NEW YORK (AP) — "Net neutrality" regulations, designed to prevent internet service providers like Verizon, AT&T, Comcast and Charter from favoring some sites and apps over others, are on the chopping block. The head of the Federal Communications Commission, Ajit Pai, on Wednesday proposed undoing the Obama-era rules that have been in place since 2015.
Here's a look at what the developments mean for consumers and companies.
WHAT IS NET NEUTRALITY?
Net neutrality is the principle that internet providers treat all web traffic equally, and it's pretty much how the internet has worked since its creation. But regulators, consumer advocates and internet companies were concerned about what broadband companies could do with their power as the pathway to the internet — blocking or slowing down apps that rival their own services, for example.
WHAT DID THE GOVERNMENT DO ABOUT IT?
The FCC in 2015 approved rules, on a party-line vote, that made sure cable and phone companies don't manipulate traffic. With them in place, Comcast can't charge Netflix for a faster path to its customers, or block it or slow it down. Several internet providers said they didn't plan to do those things and Comcast said Wednesday that it supported undoing the net neutrality rules but did not "block, throttle or discriminate" against internet content.
The net neutrality rules gave the FCC power to go after companies for business practices that weren't explicitly banned as well. For example, the Obama FCC said that "zero rating" practices by AT&T violated net neutrality. The telecom giant exempted its own video app from cellphone data caps, which would save some consumers money, and said video rivals could pay for the same treatment. Pai's FCC spiked the effort to go after AT&T, even before it began rolling out a plan to undo the net neutrality rules entirely.

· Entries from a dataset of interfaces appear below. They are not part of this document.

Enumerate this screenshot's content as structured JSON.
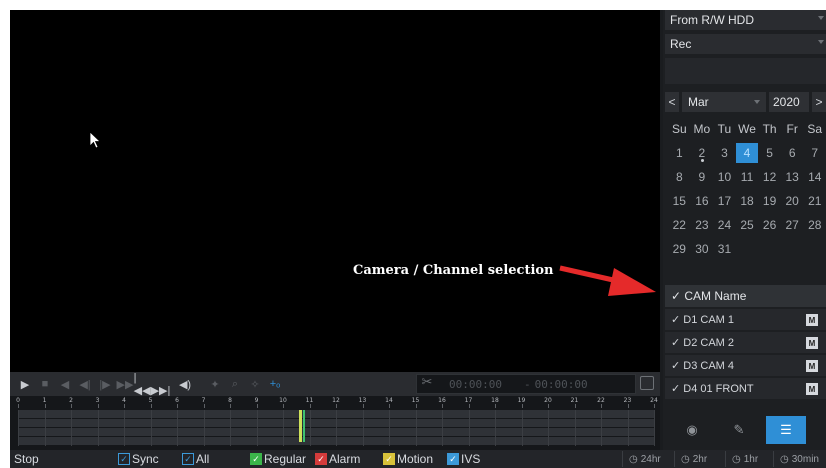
{
  "source": {
    "value": "From R/W HDD"
  },
  "record_type": {
    "value": "Rec"
  },
  "calendar": {
    "prev": "<",
    "next": ">",
    "month": "Mar",
    "year": "2020",
    "weekdays": [
      "Su",
      "Mo",
      "Tu",
      "We",
      "Th",
      "Fr",
      "Sa"
    ],
    "weeks": [
      [
        "1",
        "2",
        "3",
        "4",
        "5",
        "6",
        "7"
      ],
      [
        "8",
        "9",
        "10",
        "11",
        "12",
        "13",
        "14"
      ],
      [
        "15",
        "16",
        "17",
        "18",
        "19",
        "20",
        "21"
      ],
      [
        "22",
        "23",
        "24",
        "25",
        "26",
        "27",
        "28"
      ],
      [
        "29",
        "30",
        "31",
        "",
        "",
        "",
        ""
      ]
    ],
    "selected_day": "4",
    "days_with_recordings": [
      "2",
      "4"
    ]
  },
  "channels": {
    "header": "✓ CAM Name",
    "items": [
      {
        "label": "✓ D1 CAM 1",
        "badge": "M"
      },
      {
        "label": "✓ D2 CAM 2",
        "badge": "M"
      },
      {
        "label": "✓ D3 CAM 4",
        "badge": "M"
      },
      {
        "label": "✓ D4 01 FRONT",
        "badge": "M"
      }
    ]
  },
  "annotation": {
    "text": "Camera / Channel selection",
    "color": "#e52a2a"
  },
  "clip": {
    "start": "00:00:00",
    "separator": "-",
    "end": "00:00:00"
  },
  "timeline": {
    "hours": [
      "0",
      "1",
      "2",
      "3",
      "4",
      "5",
      "6",
      "7",
      "8",
      "9",
      "10",
      "11",
      "12",
      "13",
      "14",
      "15",
      "16",
      "17",
      "18",
      "19",
      "20",
      "21",
      "22",
      "23",
      "24"
    ],
    "recording_hour": 10.6
  },
  "statusbar": {
    "state": "Stop",
    "filters": [
      {
        "label": "Sync",
        "style": "outline"
      },
      {
        "label": "All",
        "style": "outline"
      },
      {
        "label": "Regular",
        "style": "green"
      },
      {
        "label": "Alarm",
        "style": "red"
      },
      {
        "label": "Motion",
        "style": "yellow"
      },
      {
        "label": "IVS",
        "style": "blue"
      }
    ],
    "ranges": [
      "24hr",
      "2hr",
      "1hr",
      "30min"
    ]
  },
  "colors": {
    "accent": "#2f8fd6",
    "regular": "#3bb54a",
    "alarm": "#d43b3b",
    "motion": "#d8c23a"
  }
}
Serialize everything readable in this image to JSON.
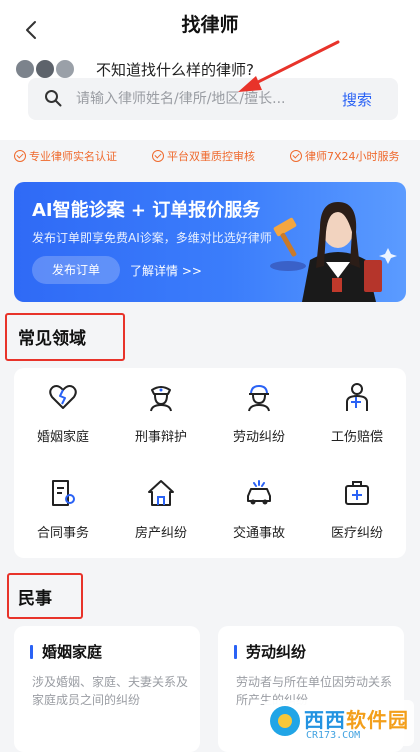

A federal appeals court upheld the rules in 2016 after broadband providers sued.
WHY IS THE INDUSTRY OPPOSED?
Companies say they don't want the stricter regulation that comes with the net neutrality rules. They say the regulations can undermine investment in broadband and introduced uncertainty about what were acceptable business practices. There were concerns about potential price regulation, even though the FCC had said it won't set prices for consumer internet service.
WHAT'S CHANGING FOR CONSUMERS?
Nothing, for now.
The FCC is a slow-moving agency, so Pai's announcement merely kicks off a months-long procedure to undo the rules. Democratic lawmakers, activists and companies that support net neutrality have pledged to defend them. Republican lawmakers who opposed the 2015 rules on Wednesday invited Democrats in Congress to work on net neutrality legislation that would take precedence over FCC regulations.
In the long run, net-neutrality advocates say undoing these rules makes it harder for the government to crack down on internet providers who act against consumer interests and will harm innovation. Those who criticize the rules say undoing them is good for investment in broadband networks.